In countries with nuclear energy, regulations limit the amount of radiation allowed from nuclear plants. Every plant has instruments that continuously measure the radioactivity in and around the plant. They automatically set off an alarm if the radioactivity rises above a prede¬termined level. If necessary, the reactor is shut down.
A plant’s routine safety measures greatly reduce the possibility of a serious accident. Nevertheless, every plant has emergency safety systems. Possible emergencies range from a break in a reactor water pipe to a leak of radiation from the reactor vessel. Any such emergency automati¬cally activates a system that instantly shuts down the reactor, a process called scramming. Scramming is usually accomplished by the rapid insertion of the control rods into the core.

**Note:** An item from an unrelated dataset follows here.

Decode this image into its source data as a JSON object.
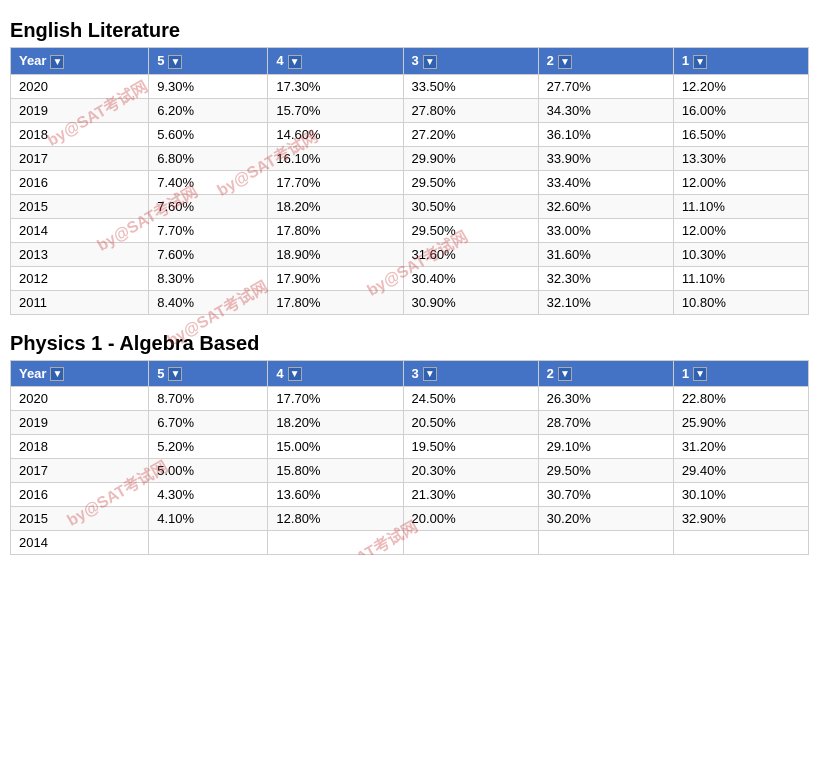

A leak or break in a reactor water pipe could have serious consequences if it results in a loss of coolant. Even after a reactor has been shut down, the radioactive materials remaining in the reactor core can become so hot without sufficient coolant that the core would melt. This condition, called a meltdown, could result in the release of dangerous amounts of radiation.
In most cases, the large containment structure that houses a reactor would prevent the radioactivity from escaping into the atmosphere. However, there is a small possibility that the molten core could become hot enough to burn through the floor of the containment structure and go deep into the earth.
Nuclear engineers call this type of situation the “China Syndrome.” To prevent such an accident from occurring, all reactors are equipped with an emergency core cooling system, which automatically floods the core with water in case of a loss of coolant.
The external radiation doses received by occupational workers from all over the country are monitored on a monthly basis. Film monitoring service is provided to people working in medical, industrial and research institutions. Thermo-luminescent dosimeter monitoring service and fast neutron monitoring service are provided to the people working in reactors, fuel reprocessing plants and accelerators.
The International Commission on Radiological Protection (ICRP) has recommended for radiation workers an effective dose limit of 20 MSV per year averaged over five years with the further provision that the effective dose should not exceed 50 MSV in any one year.
The IAEA classifies events on the International Nuclear Event Scale—a scale of 0-7 depending on the severity. Events which may be termed ‘accidents’—level 4 and above on the scale—have all so far happened in the West (Chernobyl was 7 on the scale; the Narora fire was put at level 3). What is more, weapons complexes have a far greater degree of safety-related problems.